Gordon Fee, 1 Corinthians (NICNT; Grand Rapids, Mich.: Eerdmans, 1996). Fee’s commentary replaced the NICNT volume on 1 Corinthians by F. W. Grosheide (1953). If I recall correctly, this was the first of the NICNT replacements, and is a considerable “upgrade” to the older commentary; mine is unfortunately in the older format (short and fat), making it very difficult to read! Fee’s commentary is a good example of why long series update their volumes from time to time. Grosheide was a fine commentary, but much has been said on 1 Corinthians since then, especially with respect to the impact of cultural and sociological studies. The text of the commentary is focused on the English text, but the footnotes contain the details of Fee’s Greek exegesis for those interested. There are some oddities in Fee’s observations, especially his contention that the difficult command in 1 Cor 14:34-35 is an interpolation into the text.

David Garland, 1 Corinthians (BENTC; Grand Rapids, Mich.: Baker, 2005). Garland’s commentary begins by setting the letter in the context of Roman Corinth. This is a brief but very readable introduction to the social / cultural issues lurking in the background of the letters. The format of the commentary follows the pattern of others in the series, Greek is include in the commentary but always transliterated, textual notes are placed the “additional notes.” Garland’s commentary seems more in tune with the Hebrew Bible and other Second Temple Period literature than Greek and Roman sources, providing a helpful correction to other commentaries in this list.

Ben Witherington, III, Conflict and Community in Corinth (Grand Rapids, Mich.: Eerdmans, 1995). Like Witherington’s other commentaries in this Socio-Rhetorical series, there is a wealth of background material here which will enhance one’s reading of 1 and 2 Corinthians.
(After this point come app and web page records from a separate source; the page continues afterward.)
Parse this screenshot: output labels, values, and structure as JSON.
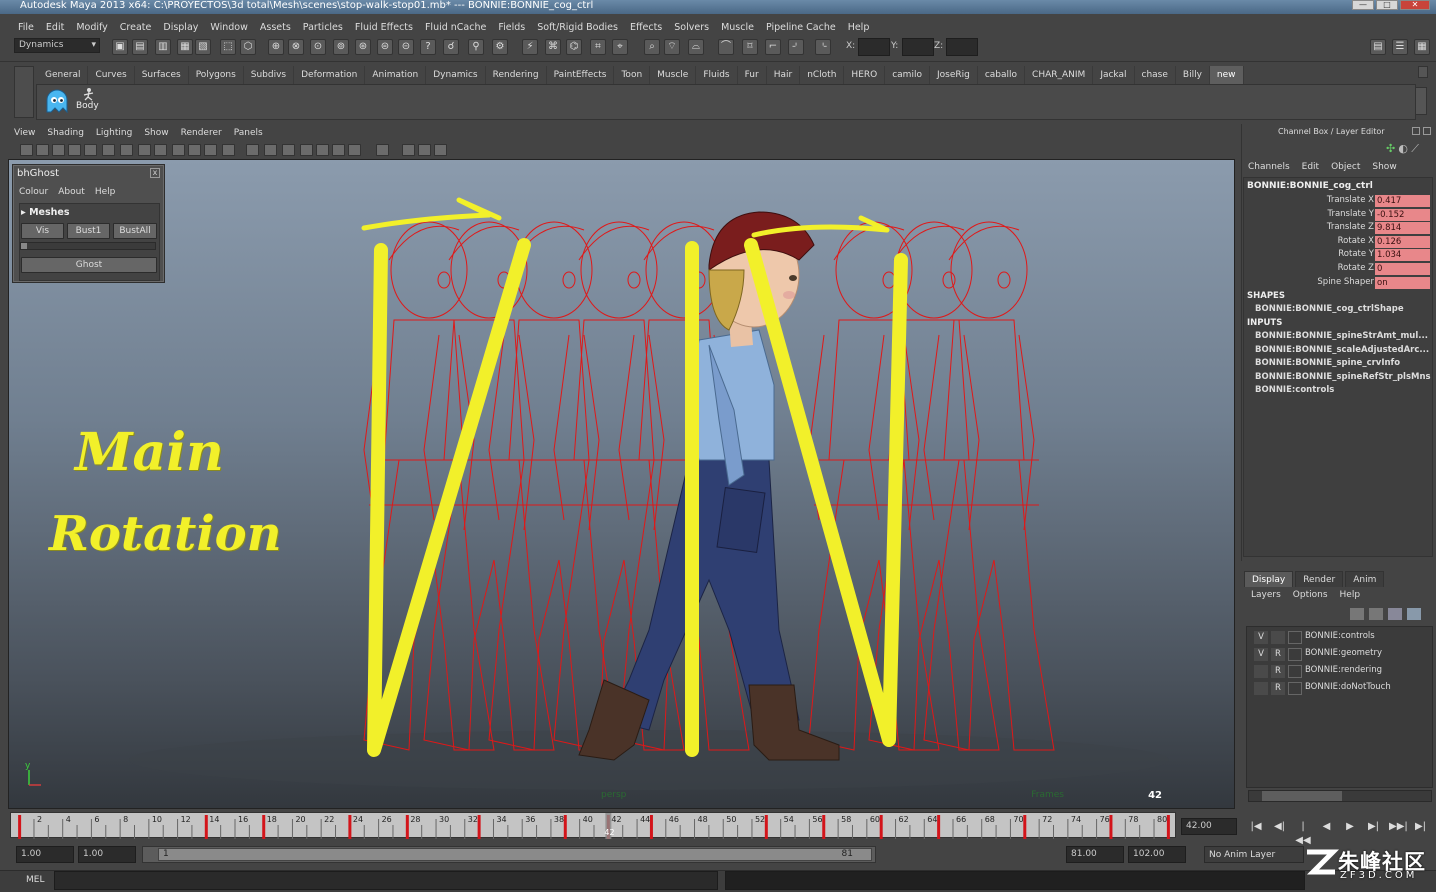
{
  "window": {
    "title": "Autodesk Maya 2013 x64: C:\\PROYECTOS\\3d total\\Mesh\\scenes\\stop-walk-stop01.mb*  ---  BONNIE:BONNIE_cog_ctrl",
    "buttons": [
      "—",
      "□",
      "✕"
    ]
  },
  "menubar": [
    "File",
    "Edit",
    "Modify",
    "Create",
    "Display",
    "Window",
    "Assets",
    "Particles",
    "Fluid Effects",
    "Fluid nCache",
    "Fields",
    "Soft/Rigid Bodies",
    "Effects",
    "Solvers",
    "Muscle",
    "Pipeline Cache",
    "Help"
  ],
  "statusline": {
    "mode": "Dynamics",
    "x_label": "X:",
    "y_label": "Y:",
    "z_label": "Z:"
  },
  "shelf": {
    "tabs": [
      "General",
      "Curves",
      "Surfaces",
      "Polygons",
      "Subdivs",
      "Deformation",
      "Animation",
      "Dynamics",
      "Rendering",
      "PaintEffects",
      "Toon",
      "Muscle",
      "Fluids",
      "Fur",
      "Hair",
      "nCloth",
      "HERO",
      "camilo",
      "JoseRig",
      "caballo",
      "CHAR_ANIM",
      "Jackal",
      "chase",
      "Billy",
      "new"
    ],
    "active_tab": "new",
    "button_label": "Body"
  },
  "viewport": {
    "menu": [
      "View",
      "Shading",
      "Lighting",
      "Show",
      "Renderer",
      "Panels"
    ],
    "frame_number": "42",
    "camera_label": "persp",
    "fps_label": "Frames",
    "axis_y": "y",
    "axis_x": "x",
    "annotation_line1": "Main",
    "annotation_line2": "Rotation",
    "annotation_color": "#f2f02a",
    "ghost_color": "#e01818"
  },
  "bhghost": {
    "title": "bhGhost",
    "close": "x",
    "menu": [
      "Colour",
      "About",
      "Help"
    ],
    "section": "Meshes",
    "buttons": [
      "Vis",
      "Bust1",
      "BustAll"
    ],
    "ghost_button": "Ghost"
  },
  "channelbox": {
    "title": "Channel Box / Layer Editor",
    "menu": [
      "Channels",
      "Edit",
      "Object",
      "Show"
    ],
    "node": "BONNIE:BONNIE_cog_ctrl",
    "channels": [
      {
        "label": "Translate X",
        "value": "0.417"
      },
      {
        "label": "Translate Y",
        "value": "-0.152"
      },
      {
        "label": "Translate Z",
        "value": "9.814"
      },
      {
        "label": "Rotate X",
        "value": "0.126"
      },
      {
        "label": "Rotate Y",
        "value": "1.034"
      },
      {
        "label": "Rotate Z",
        "value": "0"
      },
      {
        "label": "Spine Shaper",
        "value": "on"
      }
    ],
    "shapes_header": "SHAPES",
    "shapes": [
      "BONNIE:BONNIE_cog_ctrlShape"
    ],
    "inputs_header": "INPUTS",
    "inputs": [
      "BONNIE:BONNIE_spineStrAmt_mul...",
      "BONNIE:BONNIE_scaleAdjustedArc...",
      "BONNIE:BONNIE_spine_crvInfo",
      "BONNIE:BONNIE_spineRefStr_plsMns",
      "BONNIE:controls"
    ],
    "keyed_color": "#e8878a"
  },
  "layereditor": {
    "tabs": [
      "Display",
      "Render",
      "Anim"
    ],
    "active_tab": "Display",
    "menu": [
      "Layers",
      "Options",
      "Help"
    ],
    "layers": [
      {
        "v": "V",
        "r": "",
        "name": "BONNIE:controls"
      },
      {
        "v": "V",
        "r": "R",
        "name": "BONNIE:geometry"
      },
      {
        "v": "",
        "r": "R",
        "name": "BONNIE:rendering"
      },
      {
        "v": "",
        "r": "R",
        "name": "BONNIE:doNotTouch"
      }
    ]
  },
  "timeline": {
    "ticks": [
      "2",
      "4",
      "6",
      "8",
      "10",
      "12",
      "14",
      "16",
      "18",
      "20",
      "22",
      "24",
      "26",
      "28",
      "30",
      "32",
      "34",
      "36",
      "38",
      "40",
      "42",
      "44",
      "46",
      "48",
      "50",
      "52",
      "54",
      "56",
      "58",
      "60",
      "62",
      "64",
      "66",
      "68",
      "70",
      "72",
      "74",
      "76",
      "78",
      "80"
    ],
    "current_frame_label": "42",
    "current_frame": "42.00",
    "keys": [
      1,
      14,
      18,
      24,
      28,
      33,
      39,
      42,
      45,
      53,
      57,
      61,
      65,
      71,
      77,
      81
    ],
    "playback_buttons": [
      "|◀",
      "◀|",
      "|◀◀",
      "◀",
      "▶",
      "▶|",
      "▶▶|",
      "▶|"
    ]
  },
  "range": {
    "start": "1.00",
    "playback_start": "1.00",
    "inner_start": "1",
    "inner_end": "81",
    "playback_end": "81.00",
    "end": "102.00",
    "anim_layer": "No Anim Layer"
  },
  "commandline": {
    "label": "MEL"
  },
  "watermark": {
    "main": "朱峰社区",
    "sub": "ZF3D.COM"
  }
}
In this series I particularly appreciate the excursuses, labeled “A Closer Look At.” His five pages on glossolia in Corinth are excellent, likewise his section on Rules for Meals. The introduction to the books isone of the best I have read. Since these books are letters, Witherington attempts to develop Paul’s rhetoric, employing technical language of the Greco-Roman orator. This is not overly burdensome but may confuse readers not familiar with terms like Probatio.
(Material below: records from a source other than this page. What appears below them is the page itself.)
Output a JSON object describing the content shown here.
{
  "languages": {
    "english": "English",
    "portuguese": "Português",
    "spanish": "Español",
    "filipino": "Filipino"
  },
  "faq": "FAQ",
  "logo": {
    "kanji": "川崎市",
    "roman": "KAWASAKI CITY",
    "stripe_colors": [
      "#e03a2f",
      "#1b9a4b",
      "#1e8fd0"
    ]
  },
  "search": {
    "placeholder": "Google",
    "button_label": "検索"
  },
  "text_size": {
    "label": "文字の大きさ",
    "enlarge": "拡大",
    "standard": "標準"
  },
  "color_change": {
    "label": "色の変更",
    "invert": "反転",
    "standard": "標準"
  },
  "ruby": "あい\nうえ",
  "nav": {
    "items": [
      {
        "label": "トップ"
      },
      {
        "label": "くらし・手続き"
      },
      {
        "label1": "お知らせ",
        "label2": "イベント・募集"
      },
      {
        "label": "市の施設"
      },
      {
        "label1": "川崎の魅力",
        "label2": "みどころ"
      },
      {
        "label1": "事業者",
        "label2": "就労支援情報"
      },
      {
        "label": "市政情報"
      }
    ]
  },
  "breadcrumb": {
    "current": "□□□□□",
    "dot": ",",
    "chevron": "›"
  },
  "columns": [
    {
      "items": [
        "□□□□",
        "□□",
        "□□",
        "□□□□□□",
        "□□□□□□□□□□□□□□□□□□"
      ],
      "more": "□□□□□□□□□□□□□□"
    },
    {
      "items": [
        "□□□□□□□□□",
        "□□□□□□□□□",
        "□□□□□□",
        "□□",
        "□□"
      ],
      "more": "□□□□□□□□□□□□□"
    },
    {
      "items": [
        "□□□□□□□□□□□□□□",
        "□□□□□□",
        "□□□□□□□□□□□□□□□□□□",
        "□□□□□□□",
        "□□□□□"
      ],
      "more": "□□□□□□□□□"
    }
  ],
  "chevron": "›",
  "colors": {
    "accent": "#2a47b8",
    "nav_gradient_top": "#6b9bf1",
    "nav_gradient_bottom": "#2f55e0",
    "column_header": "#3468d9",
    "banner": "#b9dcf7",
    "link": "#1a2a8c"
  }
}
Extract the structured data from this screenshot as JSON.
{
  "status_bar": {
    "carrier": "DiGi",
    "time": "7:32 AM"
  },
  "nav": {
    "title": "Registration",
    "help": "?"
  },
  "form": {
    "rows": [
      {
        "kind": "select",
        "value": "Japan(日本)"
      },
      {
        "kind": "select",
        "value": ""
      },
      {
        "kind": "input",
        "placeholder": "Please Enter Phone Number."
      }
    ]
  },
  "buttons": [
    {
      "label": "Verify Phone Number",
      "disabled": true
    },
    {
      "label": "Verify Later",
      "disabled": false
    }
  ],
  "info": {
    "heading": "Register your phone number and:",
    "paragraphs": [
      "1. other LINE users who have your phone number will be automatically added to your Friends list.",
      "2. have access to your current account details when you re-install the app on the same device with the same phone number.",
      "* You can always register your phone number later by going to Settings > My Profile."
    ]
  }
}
Bruce Winter, After Paul Left Corinth (Grand Rapids, Mich.: Eerdmans, 2001). This is not exactly a commentary, but it is one of the most helpful books I have ever read on the social and political situation of Corinth in the middle of the first century. Winter is a historian who asks the simple question, what happened in the church at Corinth after Paul’s 18 months there? His answer is that the members of the church were swayed by the social and ethical world of Roman Corinth, as well as enormous political pressures on members of the congregation to participate in civic duties. There is a wealth of background material in this book which everyone trying to deal with the problems of the Corinthian church must take into account.

Conclusion.  Those are my five, and I know I have left some important ones out.  Let me know 1 Corinthians commentaries you have used, what else is helpful for studying these important books?

Index for the Top Five Commentary Series

Introduction to Series on Commentaries

On Using Commentaries 

Matthew        Mark        Luke        John        Acts
Romans        1 Corinthians         2 Corinthians
Galatians         Ephesians        Philippians        Colossians
1-2 Thessalonians        Pastoral Epistles         Philemon
Hebrews        James         1 Peter         2 Peter & Jude 
Letters of John         Revelation

Conclusion:  Last Thoughts on New Testament Commentaries